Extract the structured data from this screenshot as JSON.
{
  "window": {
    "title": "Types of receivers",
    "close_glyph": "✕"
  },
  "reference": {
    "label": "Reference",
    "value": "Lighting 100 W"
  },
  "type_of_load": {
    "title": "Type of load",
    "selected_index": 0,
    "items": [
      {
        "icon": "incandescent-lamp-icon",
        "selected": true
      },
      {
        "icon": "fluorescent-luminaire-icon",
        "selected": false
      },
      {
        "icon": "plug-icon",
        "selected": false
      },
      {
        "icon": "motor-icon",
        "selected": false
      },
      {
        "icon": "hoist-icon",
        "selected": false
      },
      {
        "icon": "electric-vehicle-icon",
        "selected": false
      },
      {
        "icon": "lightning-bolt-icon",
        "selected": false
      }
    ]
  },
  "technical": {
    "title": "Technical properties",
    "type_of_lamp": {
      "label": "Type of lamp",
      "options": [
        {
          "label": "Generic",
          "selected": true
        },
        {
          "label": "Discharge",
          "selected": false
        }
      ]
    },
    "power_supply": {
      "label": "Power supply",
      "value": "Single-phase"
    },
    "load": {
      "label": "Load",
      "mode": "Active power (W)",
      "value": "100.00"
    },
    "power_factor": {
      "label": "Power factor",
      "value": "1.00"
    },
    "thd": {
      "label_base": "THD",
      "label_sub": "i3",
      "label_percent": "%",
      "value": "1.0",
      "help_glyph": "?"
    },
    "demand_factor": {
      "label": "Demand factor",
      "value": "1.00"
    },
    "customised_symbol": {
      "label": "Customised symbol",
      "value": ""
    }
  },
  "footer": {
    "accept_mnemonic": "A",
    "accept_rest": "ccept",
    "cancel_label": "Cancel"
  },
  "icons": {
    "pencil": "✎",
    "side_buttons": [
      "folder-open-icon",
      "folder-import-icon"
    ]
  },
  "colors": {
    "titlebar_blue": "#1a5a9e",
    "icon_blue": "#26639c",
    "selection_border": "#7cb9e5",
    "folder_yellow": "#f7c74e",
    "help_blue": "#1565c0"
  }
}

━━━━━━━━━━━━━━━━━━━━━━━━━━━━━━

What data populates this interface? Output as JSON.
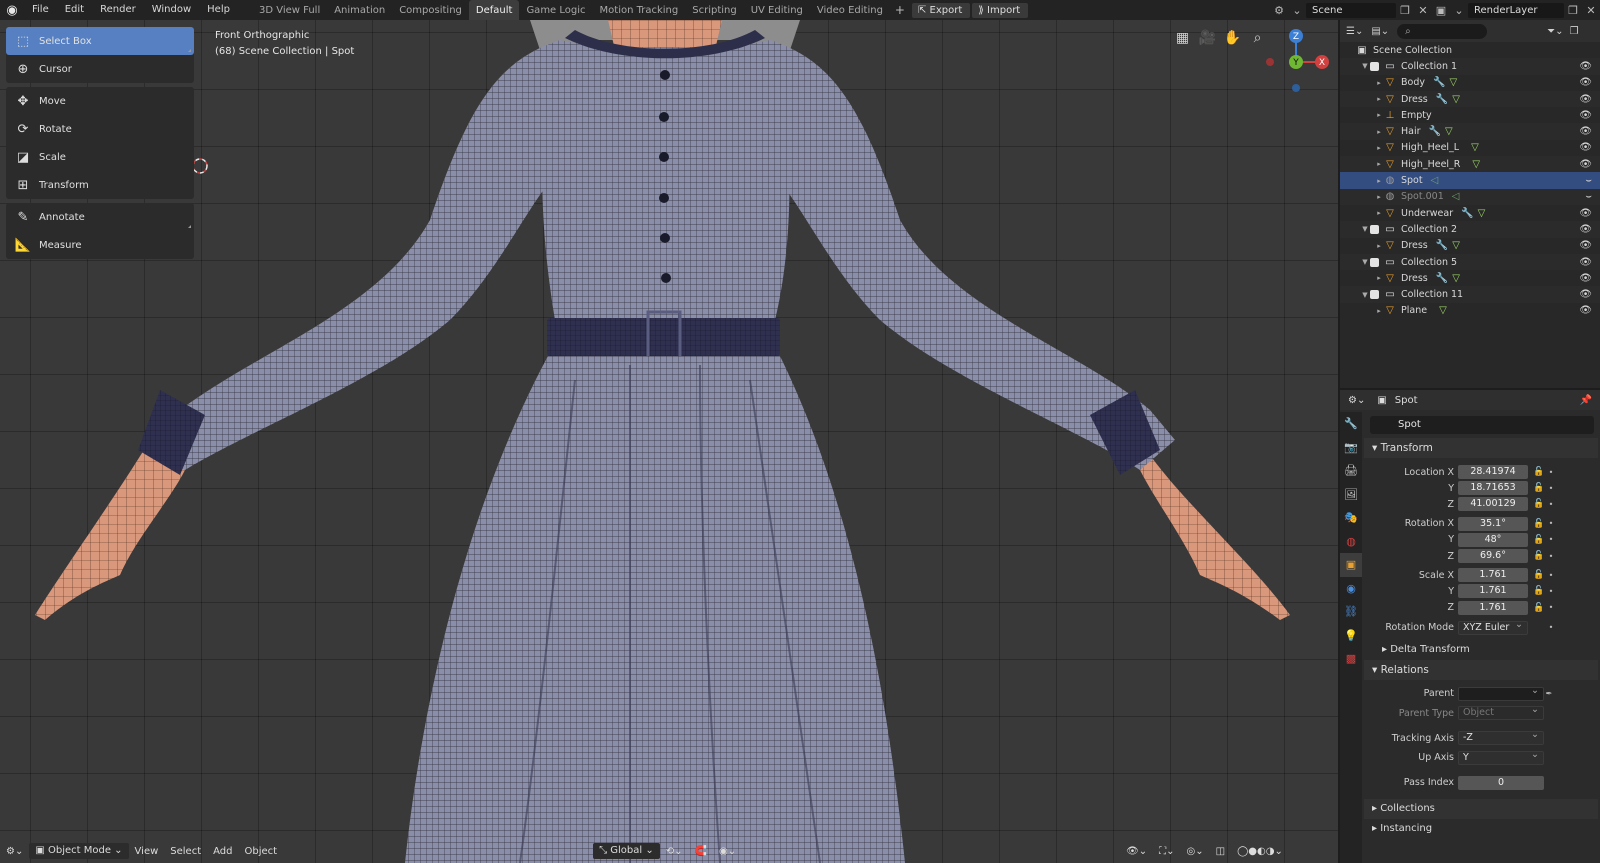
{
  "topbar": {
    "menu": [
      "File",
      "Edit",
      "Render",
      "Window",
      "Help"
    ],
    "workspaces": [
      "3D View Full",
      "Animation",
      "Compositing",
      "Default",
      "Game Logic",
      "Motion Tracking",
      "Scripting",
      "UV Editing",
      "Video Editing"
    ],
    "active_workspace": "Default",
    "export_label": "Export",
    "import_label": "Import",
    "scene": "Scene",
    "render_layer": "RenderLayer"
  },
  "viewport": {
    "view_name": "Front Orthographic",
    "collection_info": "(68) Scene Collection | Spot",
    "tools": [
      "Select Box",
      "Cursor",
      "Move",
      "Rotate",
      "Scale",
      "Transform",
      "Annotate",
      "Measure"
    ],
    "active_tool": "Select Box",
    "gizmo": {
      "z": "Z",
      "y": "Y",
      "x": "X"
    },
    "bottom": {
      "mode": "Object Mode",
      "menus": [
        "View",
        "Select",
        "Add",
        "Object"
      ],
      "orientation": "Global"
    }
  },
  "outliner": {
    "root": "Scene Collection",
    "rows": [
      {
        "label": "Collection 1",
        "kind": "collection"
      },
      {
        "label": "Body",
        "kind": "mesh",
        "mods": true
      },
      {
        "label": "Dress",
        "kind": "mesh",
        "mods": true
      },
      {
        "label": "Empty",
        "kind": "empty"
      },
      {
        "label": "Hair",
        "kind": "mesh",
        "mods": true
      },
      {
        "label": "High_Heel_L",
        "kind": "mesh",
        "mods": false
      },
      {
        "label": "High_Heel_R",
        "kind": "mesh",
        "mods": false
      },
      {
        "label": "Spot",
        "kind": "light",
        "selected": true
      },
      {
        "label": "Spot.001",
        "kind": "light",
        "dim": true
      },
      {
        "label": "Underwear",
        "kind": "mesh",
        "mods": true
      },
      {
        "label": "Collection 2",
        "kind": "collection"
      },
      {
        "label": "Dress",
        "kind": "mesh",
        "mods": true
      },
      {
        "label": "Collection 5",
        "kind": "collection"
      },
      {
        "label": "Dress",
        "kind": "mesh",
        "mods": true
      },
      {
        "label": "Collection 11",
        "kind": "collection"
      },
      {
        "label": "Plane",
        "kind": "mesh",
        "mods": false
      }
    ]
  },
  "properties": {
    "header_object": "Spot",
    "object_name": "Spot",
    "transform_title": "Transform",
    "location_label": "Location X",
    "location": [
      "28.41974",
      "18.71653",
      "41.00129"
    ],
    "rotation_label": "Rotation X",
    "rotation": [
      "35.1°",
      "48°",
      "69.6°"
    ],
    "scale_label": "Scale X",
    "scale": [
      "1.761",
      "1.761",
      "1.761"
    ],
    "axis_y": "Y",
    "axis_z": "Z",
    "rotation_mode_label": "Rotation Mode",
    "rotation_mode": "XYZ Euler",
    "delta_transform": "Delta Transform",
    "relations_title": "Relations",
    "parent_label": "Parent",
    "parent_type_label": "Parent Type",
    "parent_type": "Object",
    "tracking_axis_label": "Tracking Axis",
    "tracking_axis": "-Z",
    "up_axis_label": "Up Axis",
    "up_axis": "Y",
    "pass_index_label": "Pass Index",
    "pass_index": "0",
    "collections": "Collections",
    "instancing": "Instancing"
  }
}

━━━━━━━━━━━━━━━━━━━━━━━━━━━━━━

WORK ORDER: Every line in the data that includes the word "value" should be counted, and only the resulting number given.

REPLY: 7